▸ **WORK REQUEST**
What you return must be every line below that includes the word "communication".

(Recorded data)
--------

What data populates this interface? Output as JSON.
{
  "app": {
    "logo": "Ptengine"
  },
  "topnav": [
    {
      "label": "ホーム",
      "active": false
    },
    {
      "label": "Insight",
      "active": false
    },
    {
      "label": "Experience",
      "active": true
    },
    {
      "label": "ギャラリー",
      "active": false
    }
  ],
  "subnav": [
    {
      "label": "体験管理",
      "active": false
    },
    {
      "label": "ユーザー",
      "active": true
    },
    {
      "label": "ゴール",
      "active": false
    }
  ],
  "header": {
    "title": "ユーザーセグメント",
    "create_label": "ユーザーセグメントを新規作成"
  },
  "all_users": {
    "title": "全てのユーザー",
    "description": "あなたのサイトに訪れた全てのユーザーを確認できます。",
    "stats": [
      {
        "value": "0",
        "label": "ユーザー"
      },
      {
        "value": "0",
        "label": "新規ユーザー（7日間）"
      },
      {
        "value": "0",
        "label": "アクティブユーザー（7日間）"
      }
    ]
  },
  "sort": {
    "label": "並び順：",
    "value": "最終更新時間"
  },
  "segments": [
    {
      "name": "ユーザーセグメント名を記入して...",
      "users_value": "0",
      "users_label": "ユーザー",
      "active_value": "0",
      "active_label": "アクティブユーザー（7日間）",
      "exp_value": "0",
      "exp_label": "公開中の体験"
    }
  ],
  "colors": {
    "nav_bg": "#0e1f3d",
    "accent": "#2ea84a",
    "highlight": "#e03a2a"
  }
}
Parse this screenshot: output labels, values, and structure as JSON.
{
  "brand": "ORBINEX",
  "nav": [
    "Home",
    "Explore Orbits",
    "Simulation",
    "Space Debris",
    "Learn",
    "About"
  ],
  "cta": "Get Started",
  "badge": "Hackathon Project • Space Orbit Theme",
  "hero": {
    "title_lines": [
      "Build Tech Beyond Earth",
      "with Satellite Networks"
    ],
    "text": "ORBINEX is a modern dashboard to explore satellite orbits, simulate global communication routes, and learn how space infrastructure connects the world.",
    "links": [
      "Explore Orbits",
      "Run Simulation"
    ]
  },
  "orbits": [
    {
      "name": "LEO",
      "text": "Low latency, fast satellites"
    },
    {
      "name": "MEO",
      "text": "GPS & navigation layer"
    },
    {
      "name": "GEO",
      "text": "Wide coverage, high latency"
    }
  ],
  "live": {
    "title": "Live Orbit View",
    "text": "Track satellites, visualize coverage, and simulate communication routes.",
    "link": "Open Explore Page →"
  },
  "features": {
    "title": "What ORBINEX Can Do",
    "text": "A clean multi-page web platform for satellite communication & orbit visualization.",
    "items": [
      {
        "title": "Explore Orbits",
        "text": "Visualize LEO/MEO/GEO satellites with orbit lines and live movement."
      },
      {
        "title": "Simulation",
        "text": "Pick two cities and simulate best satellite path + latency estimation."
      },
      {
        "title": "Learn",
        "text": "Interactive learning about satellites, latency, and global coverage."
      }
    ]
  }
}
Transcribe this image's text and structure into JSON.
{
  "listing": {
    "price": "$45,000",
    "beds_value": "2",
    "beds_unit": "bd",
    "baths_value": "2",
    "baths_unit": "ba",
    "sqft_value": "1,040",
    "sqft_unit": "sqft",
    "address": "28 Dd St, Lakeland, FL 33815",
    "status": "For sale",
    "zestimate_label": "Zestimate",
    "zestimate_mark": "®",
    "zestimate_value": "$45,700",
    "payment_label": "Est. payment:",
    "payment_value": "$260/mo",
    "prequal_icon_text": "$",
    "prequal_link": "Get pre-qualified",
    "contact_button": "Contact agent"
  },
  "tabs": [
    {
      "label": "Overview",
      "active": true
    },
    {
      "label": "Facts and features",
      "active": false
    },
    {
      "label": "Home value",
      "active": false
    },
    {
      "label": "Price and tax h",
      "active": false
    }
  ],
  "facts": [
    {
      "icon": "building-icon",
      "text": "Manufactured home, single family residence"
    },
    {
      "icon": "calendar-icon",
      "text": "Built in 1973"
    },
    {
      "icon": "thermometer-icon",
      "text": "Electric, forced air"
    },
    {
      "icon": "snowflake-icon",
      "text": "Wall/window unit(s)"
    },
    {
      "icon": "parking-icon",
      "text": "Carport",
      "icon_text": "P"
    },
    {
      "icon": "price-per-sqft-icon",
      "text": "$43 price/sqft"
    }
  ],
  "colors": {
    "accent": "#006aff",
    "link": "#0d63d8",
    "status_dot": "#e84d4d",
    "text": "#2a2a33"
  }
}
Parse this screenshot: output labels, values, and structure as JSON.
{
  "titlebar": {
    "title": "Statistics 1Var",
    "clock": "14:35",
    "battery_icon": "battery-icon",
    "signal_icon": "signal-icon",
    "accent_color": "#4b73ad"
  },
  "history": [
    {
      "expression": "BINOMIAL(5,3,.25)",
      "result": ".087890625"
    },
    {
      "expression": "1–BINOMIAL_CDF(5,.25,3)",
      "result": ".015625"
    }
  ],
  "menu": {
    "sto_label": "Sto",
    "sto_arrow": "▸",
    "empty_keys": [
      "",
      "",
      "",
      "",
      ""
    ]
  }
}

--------

▸ **WRITTEN SOLUTION**
    "text": "ORBINEX is a modern dashboard to explore satellite orbits, simulate global communication routes, and learn how space infrastructure connects the world.",
    "text": "Track satellites, visualize coverage, and simulate communication routes.",
    "text": "A clean multi-page web platform for satellite communication & orbit visualization.",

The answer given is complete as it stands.